Work instruction
The records below must be output exactly, without pictures.

Stored data:
-.-.-
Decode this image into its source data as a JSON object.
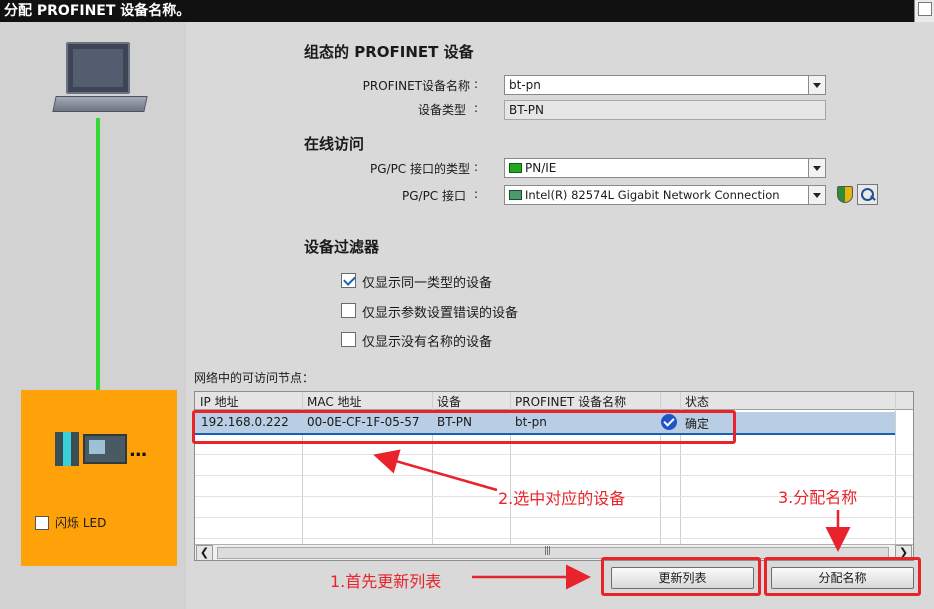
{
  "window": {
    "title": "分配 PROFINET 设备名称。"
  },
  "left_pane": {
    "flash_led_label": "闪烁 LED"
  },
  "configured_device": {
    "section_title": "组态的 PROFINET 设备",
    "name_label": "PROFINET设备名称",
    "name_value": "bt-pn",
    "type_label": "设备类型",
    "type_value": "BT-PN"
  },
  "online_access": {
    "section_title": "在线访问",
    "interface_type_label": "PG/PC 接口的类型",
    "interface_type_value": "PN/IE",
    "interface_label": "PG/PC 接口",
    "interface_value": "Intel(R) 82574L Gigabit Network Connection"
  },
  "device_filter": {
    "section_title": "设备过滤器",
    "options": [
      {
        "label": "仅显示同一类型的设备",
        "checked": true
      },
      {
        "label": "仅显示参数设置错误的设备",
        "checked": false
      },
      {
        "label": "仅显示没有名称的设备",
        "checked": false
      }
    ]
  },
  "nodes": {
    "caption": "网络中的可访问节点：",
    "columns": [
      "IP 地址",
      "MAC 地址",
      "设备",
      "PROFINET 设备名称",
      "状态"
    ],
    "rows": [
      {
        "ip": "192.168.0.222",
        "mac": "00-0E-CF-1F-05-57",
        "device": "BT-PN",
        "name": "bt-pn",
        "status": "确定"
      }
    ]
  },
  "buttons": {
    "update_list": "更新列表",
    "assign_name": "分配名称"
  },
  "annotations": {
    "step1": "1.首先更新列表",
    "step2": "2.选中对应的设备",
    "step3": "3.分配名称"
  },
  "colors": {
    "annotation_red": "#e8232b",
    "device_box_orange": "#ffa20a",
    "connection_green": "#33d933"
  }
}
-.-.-
Solution for this exercise
Decode this image into its source data as a JSON object.
{
  "window": {
    "title": "分配 PROFINET 设备名称。"
  },
  "left_pane": {
    "flash_led_label": "闪烁 LED"
  },
  "configured_device": {
    "section_title": "组态的 PROFINET 设备",
    "name_label": "PROFINET设备名称",
    "name_value": "bt-pn",
    "type_label": "设备类型",
    "type_value": "BT-PN"
  },
  "online_access": {
    "section_title": "在线访问",
    "interface_type_label": "PG/PC 接口的类型",
    "interface_type_value": "PN/IE",
    "interface_label": "PG/PC 接口",
    "interface_value": "Intel(R) 82574L Gigabit Network Connection"
  },
  "device_filter": {
    "section_title": "设备过滤器",
    "options": [
      {
        "label": "仅显示同一类型的设备",
        "checked": true
      },
      {
        "label": "仅显示参数设置错误的设备",
        "checked": false
      },
      {
        "label": "仅显示没有名称的设备",
        "checked": false
      }
    ]
  },
  "nodes": {
    "caption": "网络中的可访问节点：",
    "columns": [
      "IP 地址",
      "MAC 地址",
      "设备",
      "PROFINET 设备名称",
      "状态"
    ],
    "rows": [
      {
        "ip": "192.168.0.222",
        "mac": "00-0E-CF-1F-05-57",
        "device": "BT-PN",
        "name": "bt-pn",
        "status": "确定"
      }
    ]
  },
  "buttons": {
    "update_list": "更新列表",
    "assign_name": "分配名称"
  },
  "annotations": {
    "step1": "1.首先更新列表",
    "step2": "2.选中对应的设备",
    "step3": "3.分配名称"
  },
  "colors": {
    "annotation_red": "#e8232b",
    "device_box_orange": "#ffa20a",
    "connection_green": "#33d933"
  }
}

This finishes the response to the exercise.